Yes, my friends—the winter grey is breaking and Spring is here. Fill up your propane, order a new pair of sandals, and…well, bug spray, lots of bug spray. Put away your snowboard and get the kayak down from the rafters, we’re going to explore some Pure Michigan in the best way we know how. And as you’re packing for your next adventure, don’t forget Southwest Michigan’s summer beverage of choice.
The day itself is very special. Today, we can finally put our seasonal depression on the shelf until next year, and look forward to longer days and shorter nights. Yes, the season of Oberon aligns with the Spring and Autumn Equinoxes. “But what is in a name?” You ask. You didn’t ask. A guy named Shakespeare asked, and he also wrote about the King of the fairies for whom this beer is named.
I like to imagine some sort of legend to go along with Oberon Season. Perhaps the Spring Equinox is the day when Oberon and the rest of the fairy population rises from their hibernation to inhabit our wooded areas again, and then return to their underground winter homes at the Autumn Equinox. Was the seasonal beer crafted to celebrate the presence of the fairies for half of our calendar?

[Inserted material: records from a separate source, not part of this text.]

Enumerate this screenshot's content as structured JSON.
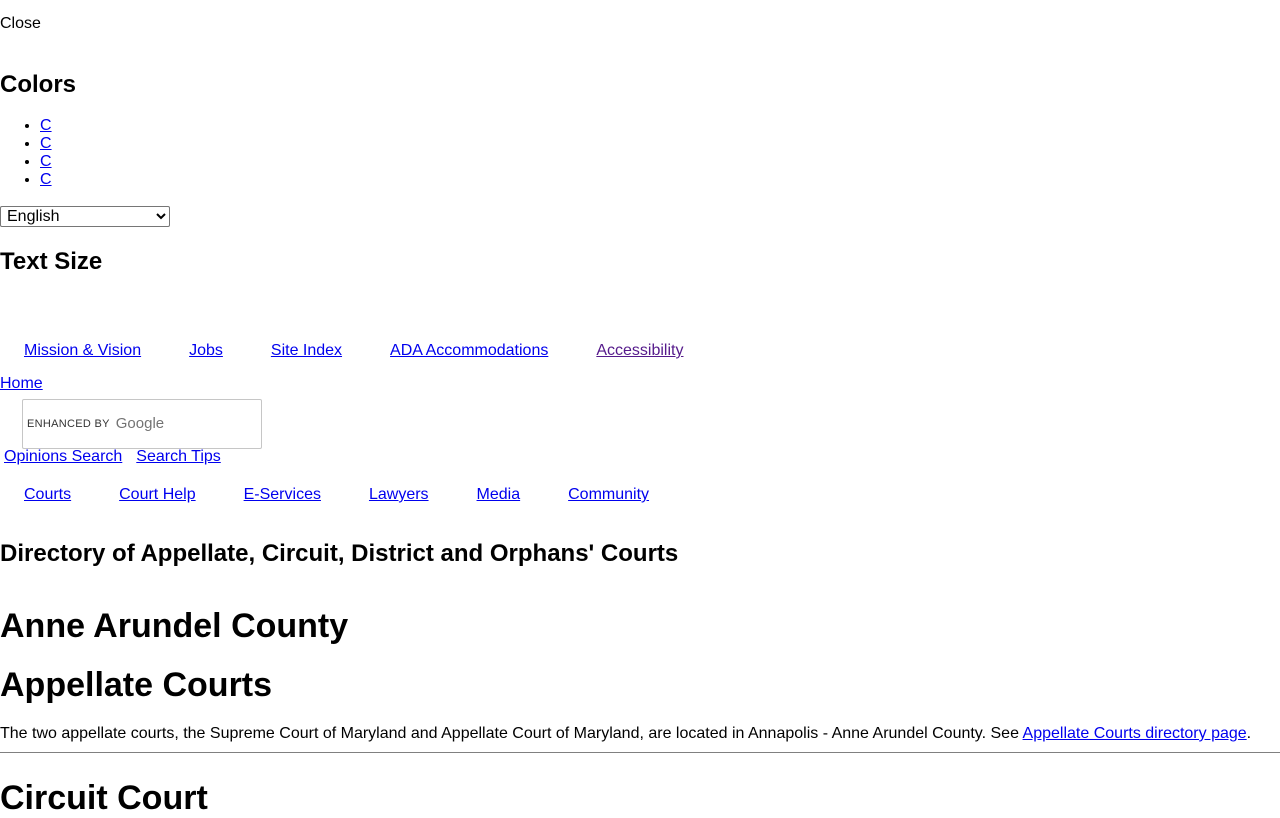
{
  "header": {
    "close_alt": "Close",
    "colors_title": "Colors",
    "color_options": [
      "C",
      "C",
      "C",
      "C"
    ],
    "language": {
      "selected": "English",
      "options": [
        "English"
      ]
    },
    "text_size_title": "Text Size"
  },
  "utility_nav": {
    "items": [
      "Mission & Vision",
      "Jobs",
      "Site Index",
      "ADA Accommodations",
      "Accessibility"
    ]
  },
  "home_alt": "Home",
  "search": {
    "enhanced_by": "ENHANCED BY",
    "brand": "Google",
    "links": [
      "Opinions Search",
      "Search Tips"
    ]
  },
  "main_nav": {
    "items": [
      "Courts",
      "Court Help",
      "E-Services",
      "Lawyers",
      "Media",
      "Community"
    ]
  },
  "content": {
    "directory_title": "Directory of Appellate, Circuit, District and Orphans' Courts",
    "county": "Anne Arundel County",
    "appellate_heading": "Appellate Courts",
    "appellate_text": "The two appellate courts, the Supreme Court of Maryland and Appellate Court of Maryland, are located in Annapolis - Anne Arundel County. See ",
    "appellate_link": "Appellate Courts directory page",
    "appellate_text_end": ".",
    "circuit_heading": "Circuit Court"
  },
  "colors": {
    "link": "#0000ee",
    "visited": "#551a8b"
  }
}
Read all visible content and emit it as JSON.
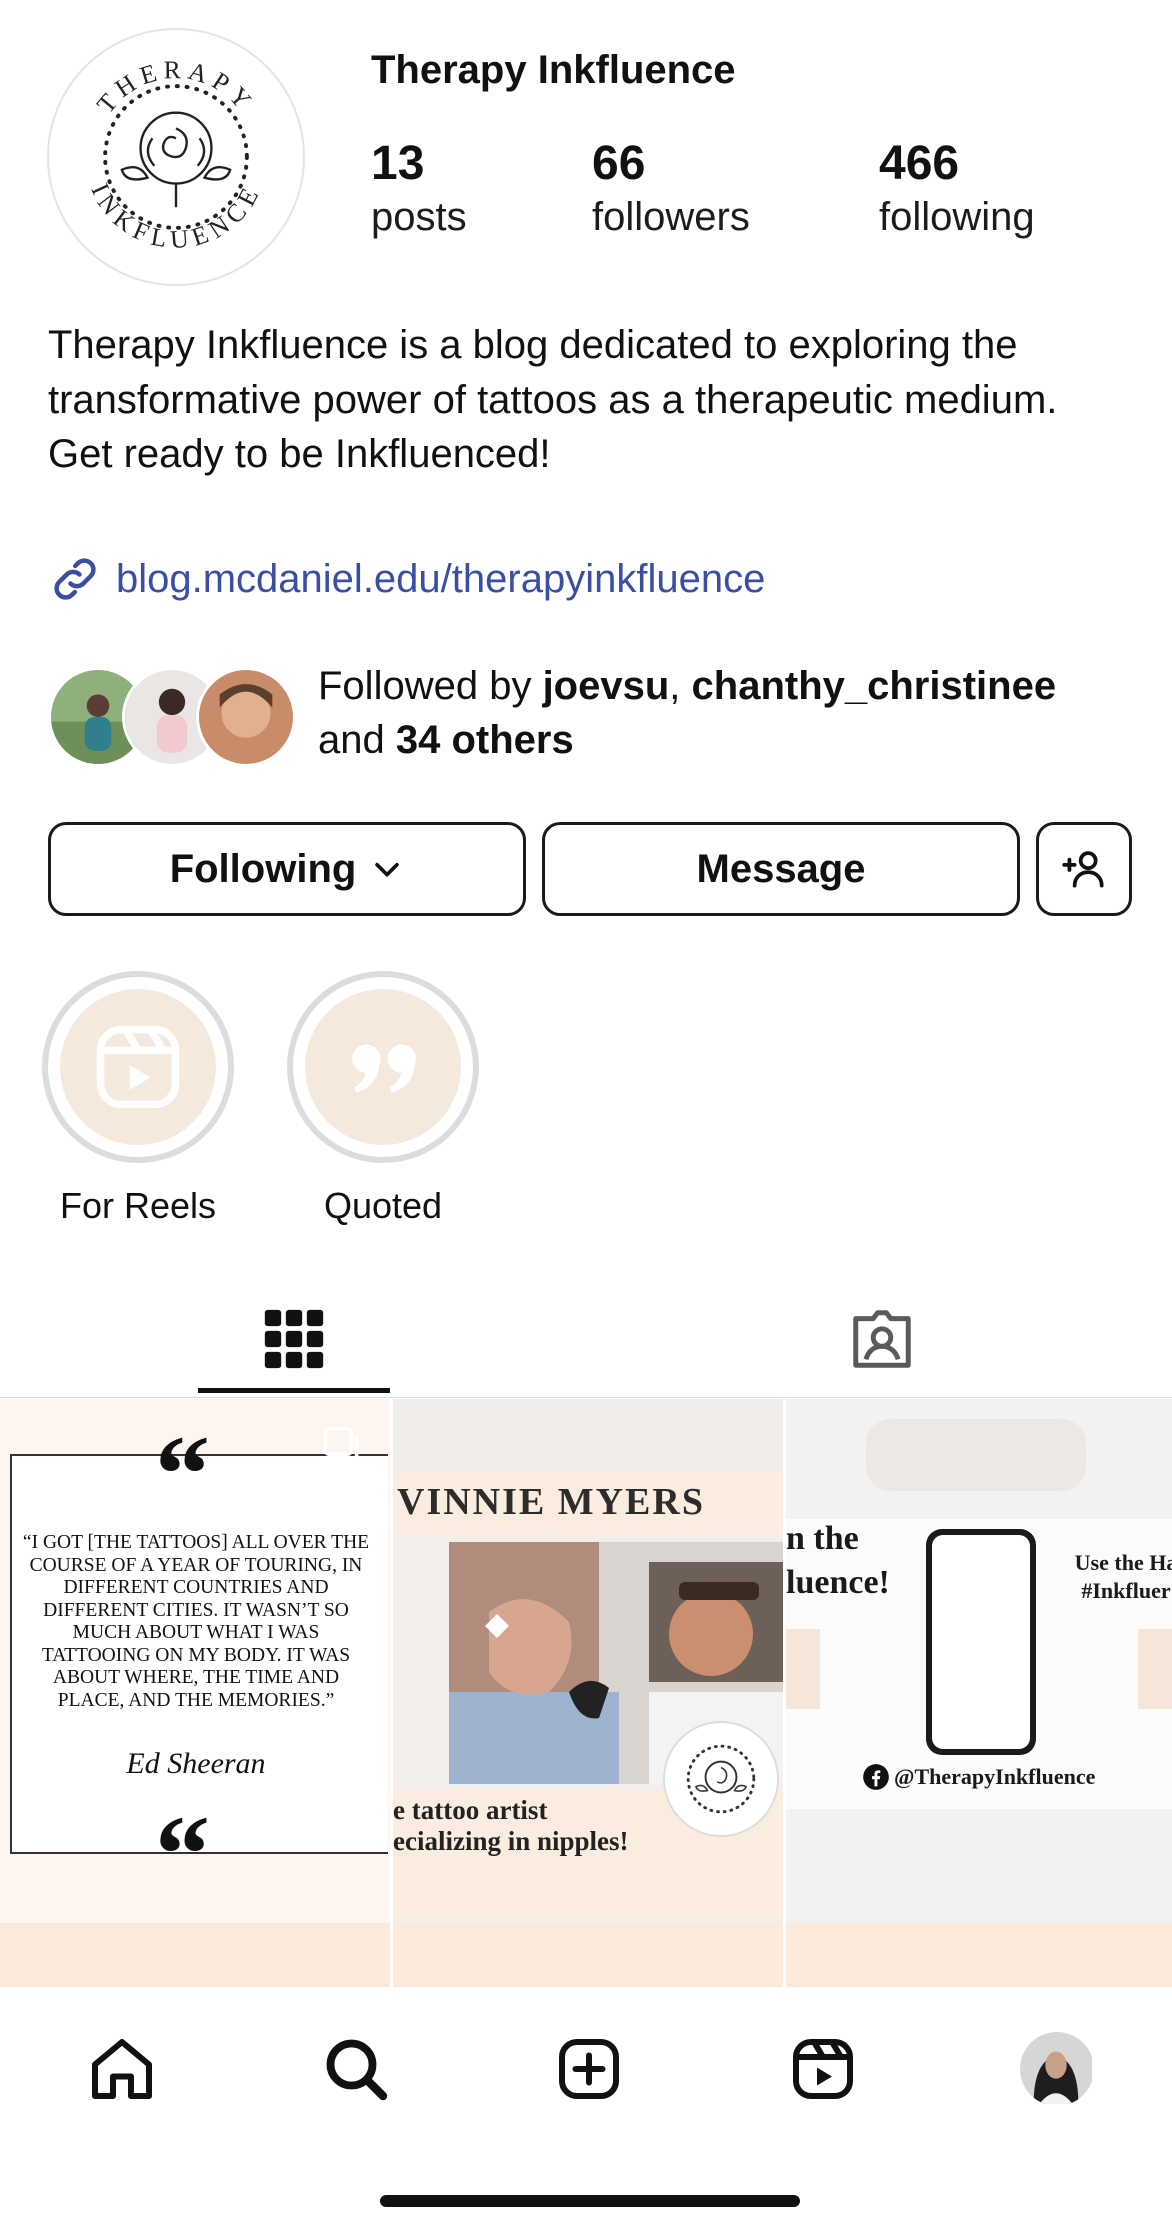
{
  "profile": {
    "name": "Therapy Inkfluence",
    "logo_text": "THERAPY INKFLUENCE",
    "stats": [
      {
        "value": "13",
        "label": "posts"
      },
      {
        "value": "66",
        "label": "followers"
      },
      {
        "value": "466",
        "label": "following"
      }
    ],
    "bio_lines": [
      "Therapy Inkfluence is a blog dedicated to exploring the transformative power of tattoos as a therapeutic medium.",
      "Get ready to be Inkfluenced!"
    ],
    "link": "blog.mcdaniel.edu/therapyinkfluence"
  },
  "followed_by": {
    "prefix": "Followed by ",
    "user1": "joevsu",
    "separator": ", ",
    "user2": "chanthy_christinee",
    "and": "and ",
    "others": "34 others"
  },
  "actions": {
    "following_label": "Following",
    "message_label": "Message",
    "add_user_icon": "add-user-icon"
  },
  "highlights": [
    {
      "label": "For Reels",
      "icon": "reels-icon"
    },
    {
      "label": "Quoted",
      "icon": "quote-icon"
    }
  ],
  "tabs": [
    {
      "name": "grid",
      "icon": "grid-icon",
      "active": true
    },
    {
      "name": "tagged",
      "icon": "tagged-icon",
      "active": false
    }
  ],
  "posts": [
    {
      "quote": "“I got [the tattoos] all over the course of a year of touring, in different countries and different cities. It wasn’t so much about what I was tattooing on my body. It was about where, the time and place, and the memories.”",
      "author": "Ed Sheeran"
    },
    {
      "title": "VINNIE MYERS",
      "caption_line1": "e tattoo artist",
      "caption_line2": "ecializing in nipples!"
    },
    {
      "headline_line1": "n the",
      "headline_line2": "luence!",
      "side_line1": "Use the Ha",
      "side_line2": "#Inkfluer",
      "handle": "@TherapyInkfluence"
    }
  ],
  "colors": {
    "link": "#3a4ea3",
    "highlight_fill": "#f5e8dc",
    "accent_peach": "#fbe9dc",
    "text": "#111111"
  },
  "nav": [
    "home-icon",
    "search-icon",
    "create-icon",
    "reels-icon",
    "profile-avatar"
  ]
}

Probably not. Actually, the name of this beer was originally Solsun, but a Mexican brewery asked for the name to be changed since it was too close to a name of one of their beers. It is said that Oberon was a whimsical name with the same number of letters, so the artwork would not have to be changed. I’ll let you decide which of the two stories are correct, but next time you’re hiking in the woods and you trip over something that you swear wasn’t there a second ago, will you wonder who put it there? I’m not saying I believe in fairies, but I also haven’t spent much time checking underneath mushroom canopies either.
Regardless of what we believe about the origin of the holiday, whether named for the King of the fairies, or named for the beer, we can all agree that Oberon Day is special for our region. Spring is here, and we can feel the rays of the Sun once again!
I give Oberon Day 4 out of 5 stars.
Fun fact: When Larry Bell was in 6th grade, he played the part of Oberon, the fairy king in Shakespeare’s “Midsummer Night’s Dream.”
Michael “Hogey” Hogoboom is a writer, podcaster, and the director of marketing for Watershed Voice.